◆ DESCRIPTION OF THE TASK:
Omit every picture, then give all the entries again exactly.

(Entries from a dataset of interfaces)
┌──

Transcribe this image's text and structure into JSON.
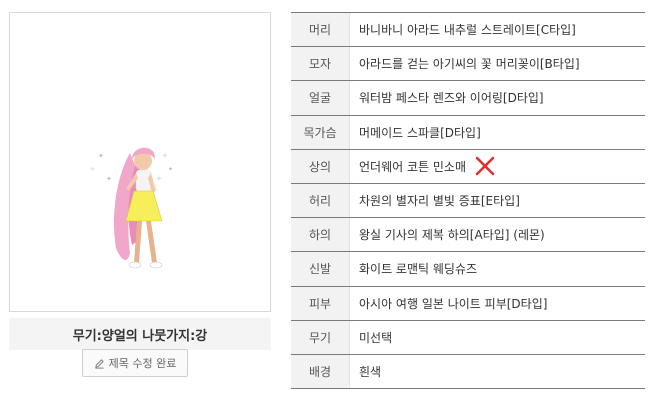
{
  "preview": {
    "caption": "무기:양얼의 나뭇가지:강",
    "edit_label": "제목 수정 완료",
    "edit_icon": "pencil-icon"
  },
  "equipment": [
    {
      "key": "머리",
      "value": "바니바니 아라드 내추럴 스트레이트[C타입]"
    },
    {
      "key": "모자",
      "value": "아라드를 걷는 아기씨의 꽃 머리꽂이[B타입]"
    },
    {
      "key": "얼굴",
      "value": "워터밤 페스타 렌즈와 이어링[D타입]"
    },
    {
      "key": "목가슴",
      "value": "머메이드 스파클[D타입]"
    },
    {
      "key": "상의",
      "value": "언더웨어 코튼 민소매",
      "mark": "x-mark-icon",
      "mark_color": "#e03030"
    },
    {
      "key": "허리",
      "value": "차원의 별자리 별빛 증표[E타입]"
    },
    {
      "key": "하의",
      "value": "왕실 기사의 제복 하의[A타입] (레몬)"
    },
    {
      "key": "신발",
      "value": "화이트 로맨틱 웨딩슈즈"
    },
    {
      "key": "피부",
      "value": "아시아 여행 일본 나이트 피부[D타입]"
    },
    {
      "key": "무기",
      "value": "미선택"
    },
    {
      "key": "배경",
      "value": "흰색"
    }
  ]
}
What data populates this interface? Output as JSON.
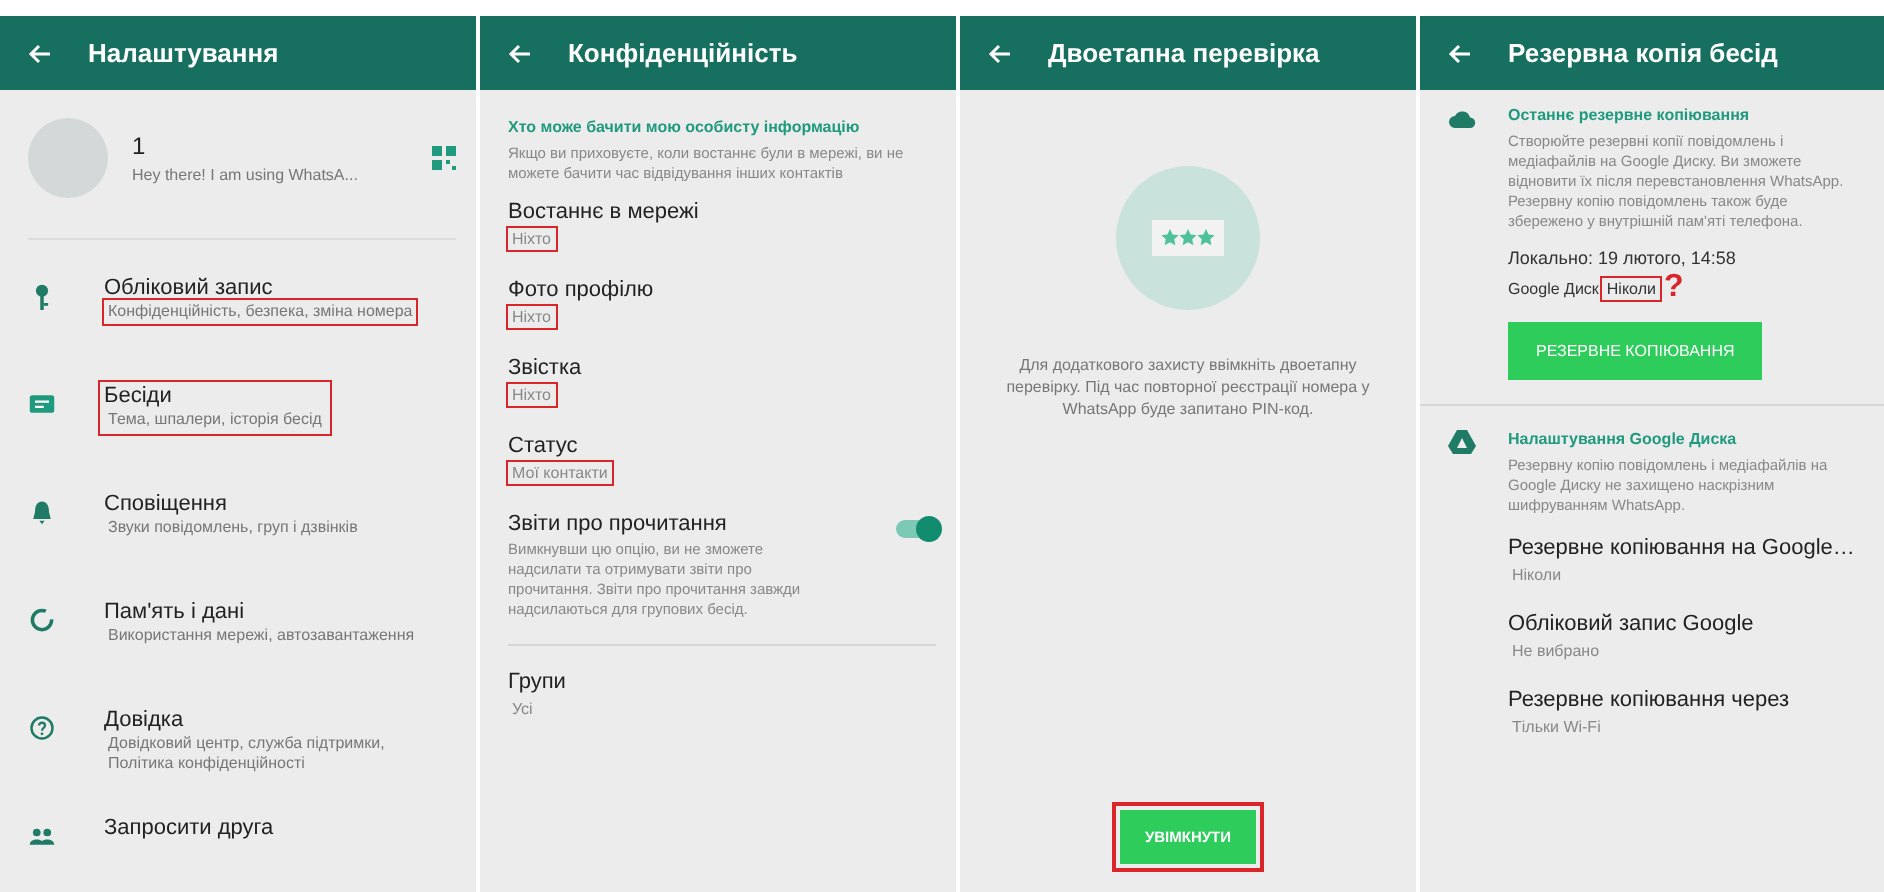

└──

◆ RESULT OF THIS TASK:
Transcribe this image's text and structure into JSON.
{
  "preview": {
    "caption": "무기:양얼의 나뭇가지:강",
    "edit_label": "제목 수정 완료",
    "edit_icon": "pencil-icon"
  },
  "equipment": [
    {
      "key": "머리",
      "value": "바니바니 아라드 내추럴 스트레이트[C타입]"
    },
    {
      "key": "모자",
      "value": "아라드를 걷는 아기씨의 꽃 머리꽂이[B타입]"
    },
    {
      "key": "얼굴",
      "value": "워터밤 페스타 렌즈와 이어링[D타입]"
    },
    {
      "key": "목가슴",
      "value": "머메이드 스파클[D타입]"
    },
    {
      "key": "상의",
      "value": "언더웨어 코튼 민소매",
      "mark": "x-mark-icon",
      "mark_color": "#e03030"
    },
    {
      "key": "허리",
      "value": "차원의 별자리 별빛 증표[E타입]"
    },
    {
      "key": "하의",
      "value": "왕실 기사의 제복 하의[A타입] (레몬)"
    },
    {
      "key": "신발",
      "value": "화이트 로맨틱 웨딩슈즈"
    },
    {
      "key": "피부",
      "value": "아시아 여행 일본 나이트 피부[D타입]"
    },
    {
      "key": "무기",
      "value": "미선택"
    },
    {
      "key": "배경",
      "value": "흰색"
    }
  ]
}
What data populates this interface? Output as JSON.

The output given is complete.